“It’s a great story,” Dallas GM Jim Nill said, per the Morning News. “We really only planned to have him here for maybe two preseason games and then send him back. But he just kept being one of the best players out there, and he changed our minds.

“It’s a great example of what you can do if you just play hard.”

Nill acquired Janmark, 22, from Detroit at last year’s deadline as part of the Erik Cole trade. Nill was familiar with the Swedish forward from his time with the Wings — he was part of the front office team that drafted Janmark in ’13 — but didn’t think the deal would pay such immediate dividends.

As for Janmark, he didn’t even think he’d be in North America this year.

He has a contract with SHL club Frolunda, where he scored 36 points in 55 games last year. Given he’s barely played in the AHL — a few games with Grand Rapids, a few with Texas — Janmark figured he’d be back in Europe this season.

His strong play in the exhibition season changed all that.

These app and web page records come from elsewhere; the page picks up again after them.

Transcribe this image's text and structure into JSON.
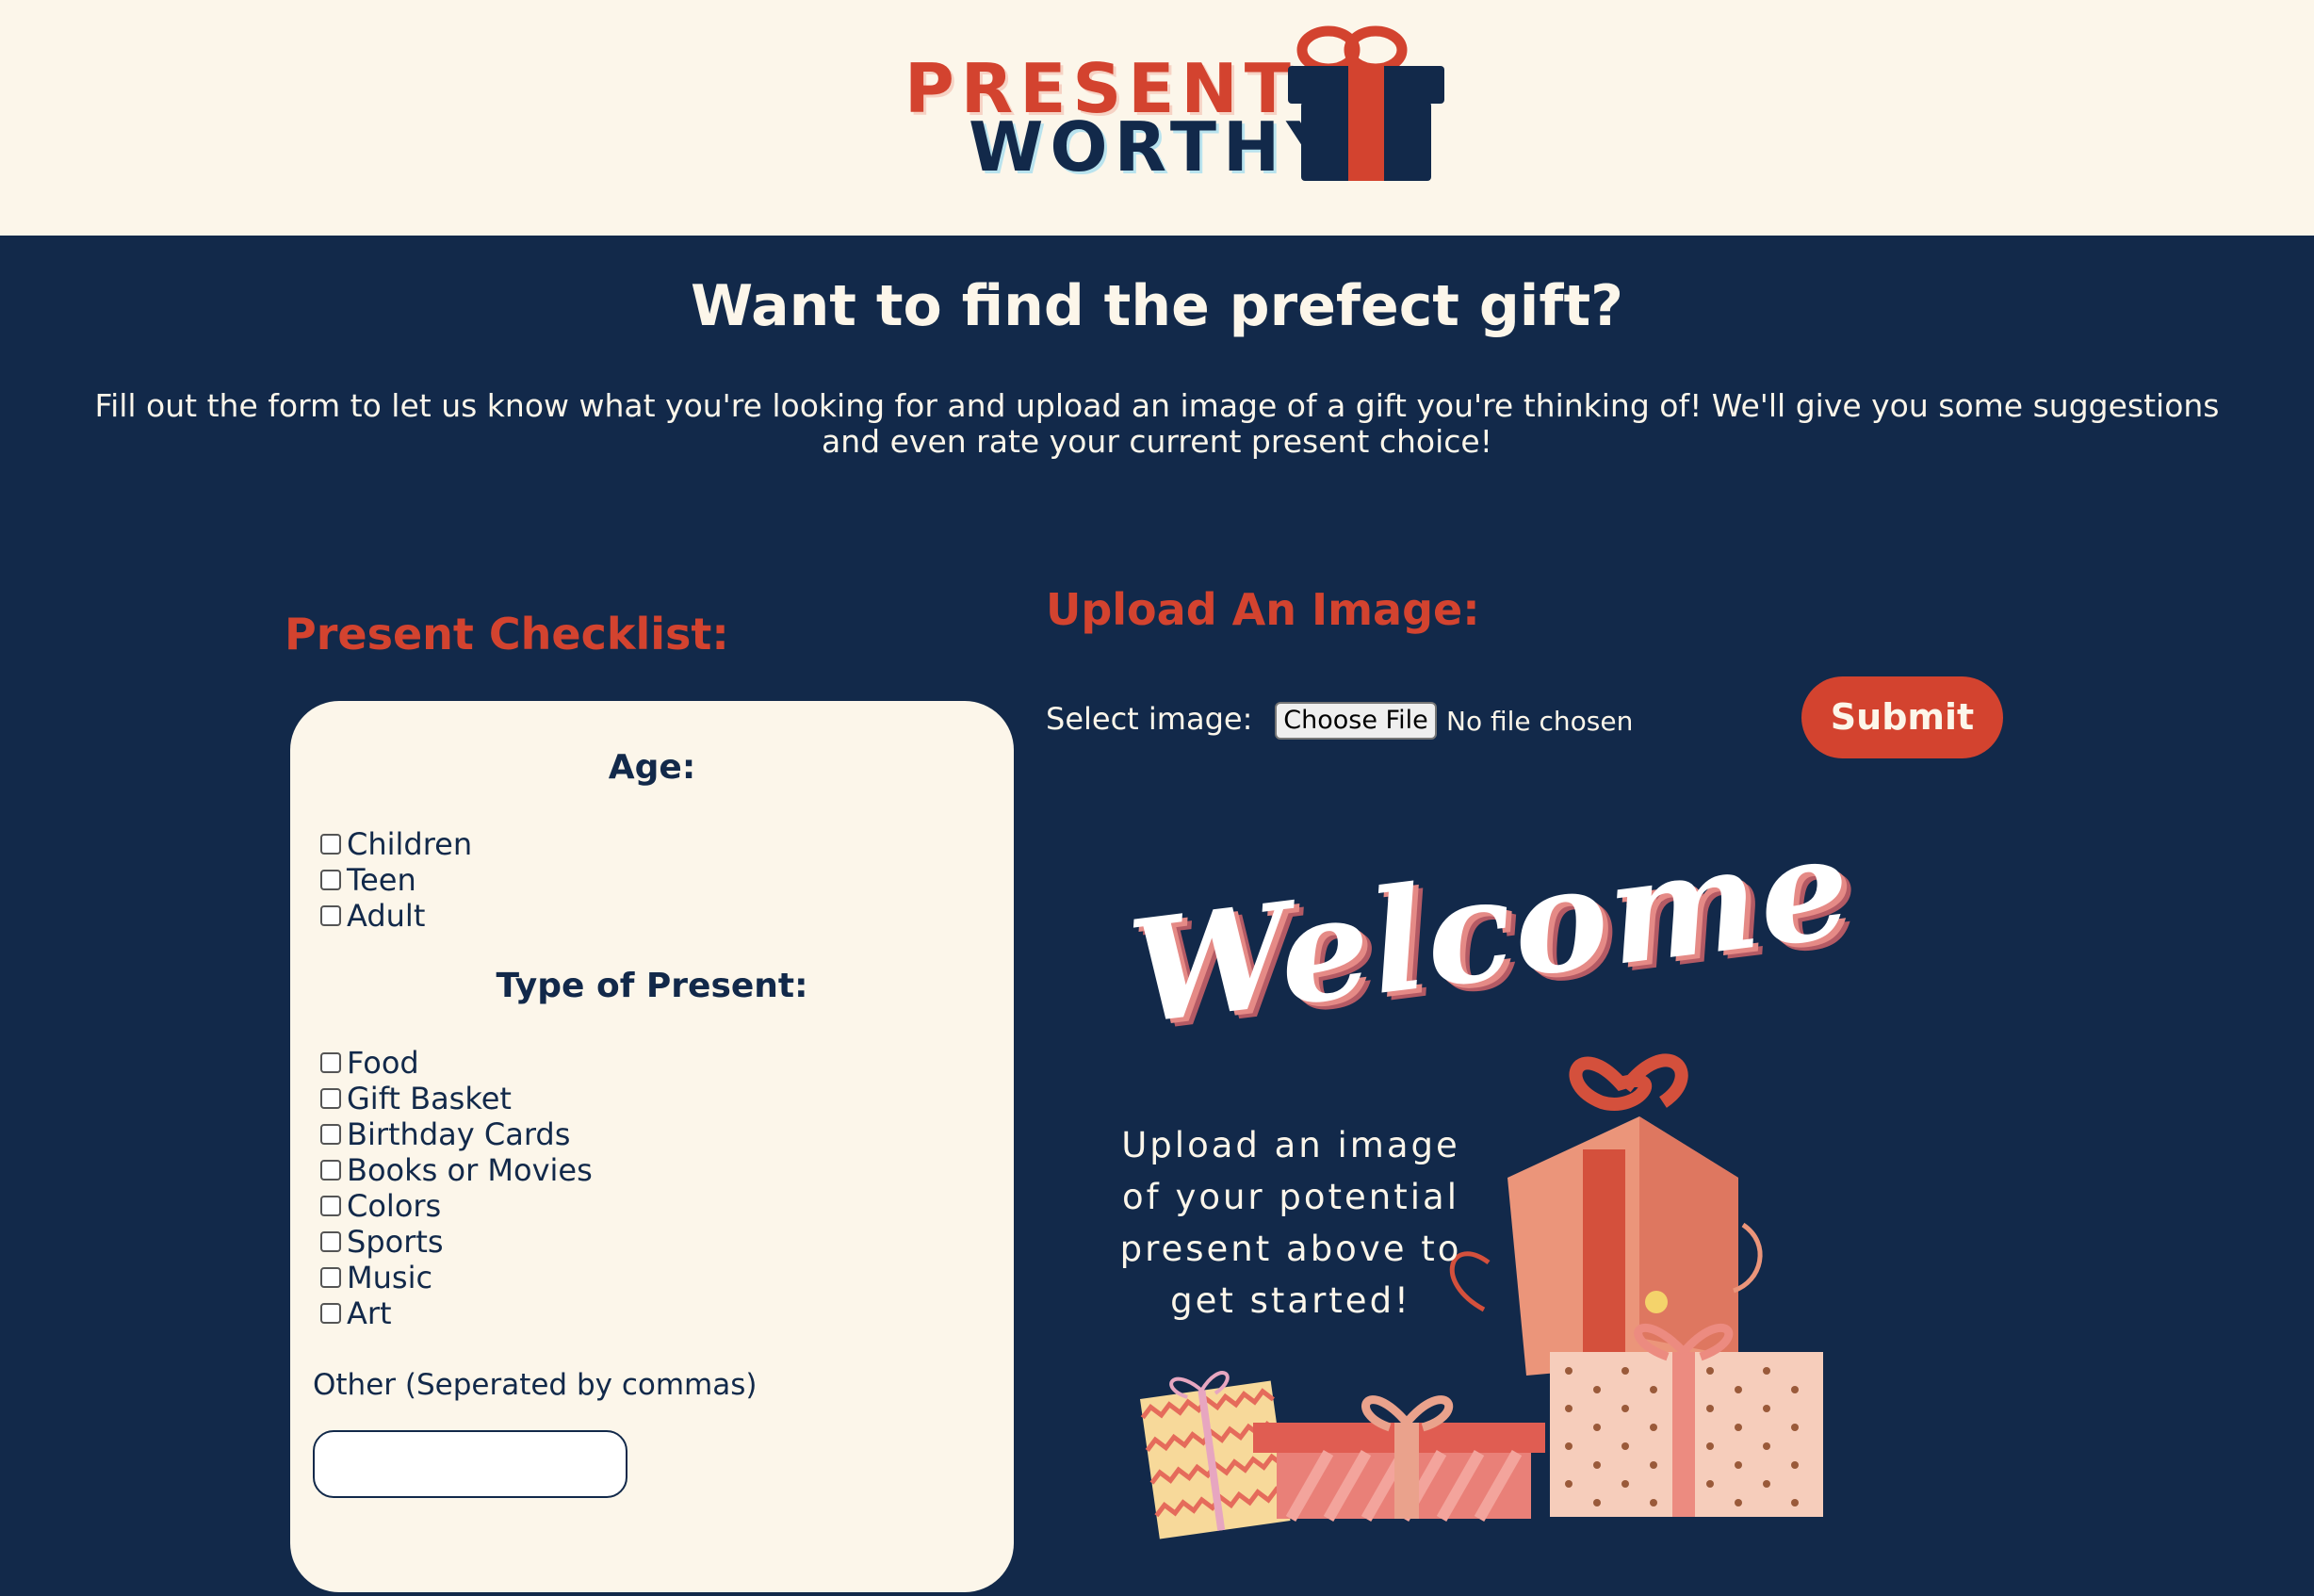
{
  "header": {
    "logo_line1": "PRESENT",
    "logo_line2": "WORTHY"
  },
  "hero": {
    "title": "Want to find the prefect gift?",
    "intro": "Fill out the form to let us know what you're looking for and upload an image of a gift you're thinking of! We'll give you some suggestions and even rate your current present choice!"
  },
  "checklist": {
    "title": "Present Checklist:",
    "age_title": "Age:",
    "age_options": [
      "Children",
      "Teen",
      "Adult"
    ],
    "type_title": "Type of Present:",
    "type_options": [
      "Food",
      "Gift Basket",
      "Birthday Cards",
      "Books or Movies",
      "Colors",
      "Sports",
      "Music",
      "Art"
    ],
    "other_label": "Other (Seperated by commas)",
    "other_value": ""
  },
  "upload": {
    "title": "Upload An Image:",
    "select_label": "Select image:",
    "choose_file_label": "Choose File",
    "file_status": "No file chosen",
    "submit_label": "Submit"
  },
  "welcome": {
    "word": "Welcome",
    "line1": "Upload an image",
    "line2": "of your potential",
    "line3": "present above to",
    "line4": "get started!"
  },
  "colors": {
    "navy": "#12294a",
    "cream": "#fcf6ea",
    "red": "#d3432f"
  },
  "icons": [
    "gift-box-icon",
    "gift-illustration"
  ]
}
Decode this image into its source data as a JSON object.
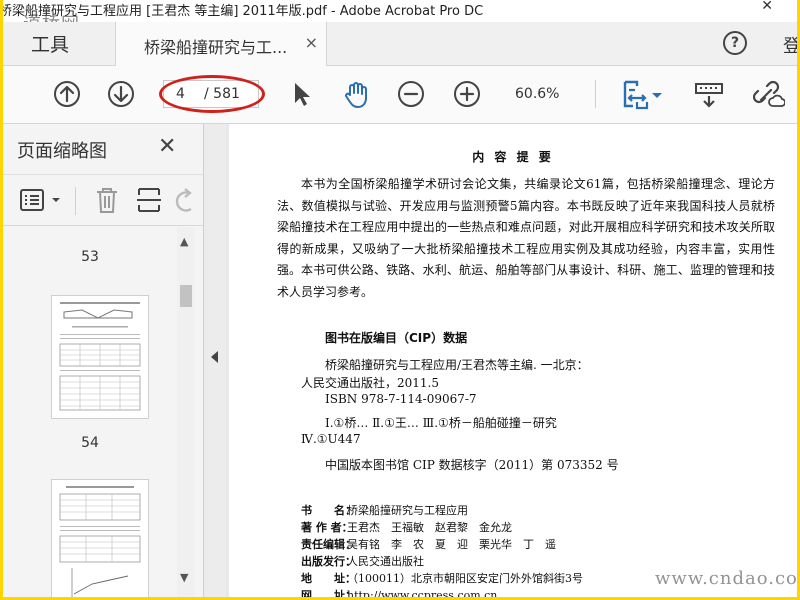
{
  "window": {
    "title": "桥梁船撞研究与工程应用 [王君杰 等主编] 2011年版.pdf - Adobe Acrobat Pro DC",
    "watermark_top": "道桥网",
    "watermark_bottom": "www.cndao.com"
  },
  "tabs": {
    "tools_label": "工具",
    "document_label": "桥梁船撞研究与工...",
    "close_symbol": "×",
    "login_label": "登"
  },
  "toolbar": {
    "current_page": "4",
    "total_pages": "/ 581",
    "zoom": "60.6%"
  },
  "left_pane": {
    "title": "页面缩略图",
    "close_symbol": "✕",
    "thumbnails": [
      {
        "page": "53"
      },
      {
        "page": "54"
      }
    ]
  },
  "document": {
    "heading": "内 容 提 要",
    "paragraphs": [
      "本书为全国桥梁船撞学术研讨会论文集，共编录论文61篇，包括桥梁船撞理念、理论方法、数值模拟与试验、开发应用与监测预警5篇内容。本书既反映了近年来我国科技人员就桥梁船撞技术在工程应用中提出的一些热点和难点问题，对此开展相应科学研究和技术攻关所取得的新成果，又吸纳了一大批桥梁船撞技术工程应用实例及其成功经验，内容丰富，实用性强。",
      "本书可供公路、铁路、水利、航运、船舶等部门从事设计、科研、施工、监理的管理和技术人员学习参考。"
    ],
    "cip": {
      "title": "图书在版编目（CIP）数据",
      "line1": "桥梁船撞研究与工程应用/王君杰等主编. 一北京：",
      "line2": "人民交通出版社，2011.5",
      "line3": "ISBN  978-7-114-09067-7",
      "line4": "Ⅰ.①桥…   Ⅱ.①王…   Ⅲ.①桥－船舶碰撞－研究",
      "line5": "Ⅳ.①U447",
      "line6": "中国版本图书馆 CIP 数据核字（2011）第 073352 号"
    },
    "info": [
      {
        "key": "书　　名：",
        "value": "桥梁船撞研究与工程应用"
      },
      {
        "key": "著 作 者：",
        "value": "王君杰　王福敏　赵君黎　金允龙"
      },
      {
        "key": "责任编辑：",
        "value": "吴有铭　李　农　夏　迎　栗光华　丁　遥"
      },
      {
        "key": "出版发行：",
        "value": "人民交通出版社"
      },
      {
        "key": "地　　址：",
        "value": "（100011）北京市朝阳区安定门外外馆斜街3号"
      },
      {
        "key": "网　　址：",
        "value": "http://www.ccpress.com.cn"
      }
    ]
  },
  "colors": {
    "frame_border": "#ffd400",
    "annotation_red": "#d0201c"
  }
}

Janmark beat out two of Dallas’ touted prospects — former AHL rookie of the year Curtis McKenzie, and ’12 first-rounder Radek Faksa — for a roster spot, and showed good chemistry with third-line center Cody Eakin.

Janmark also performed well on a line with Jason Spezza and Ales Hemsky.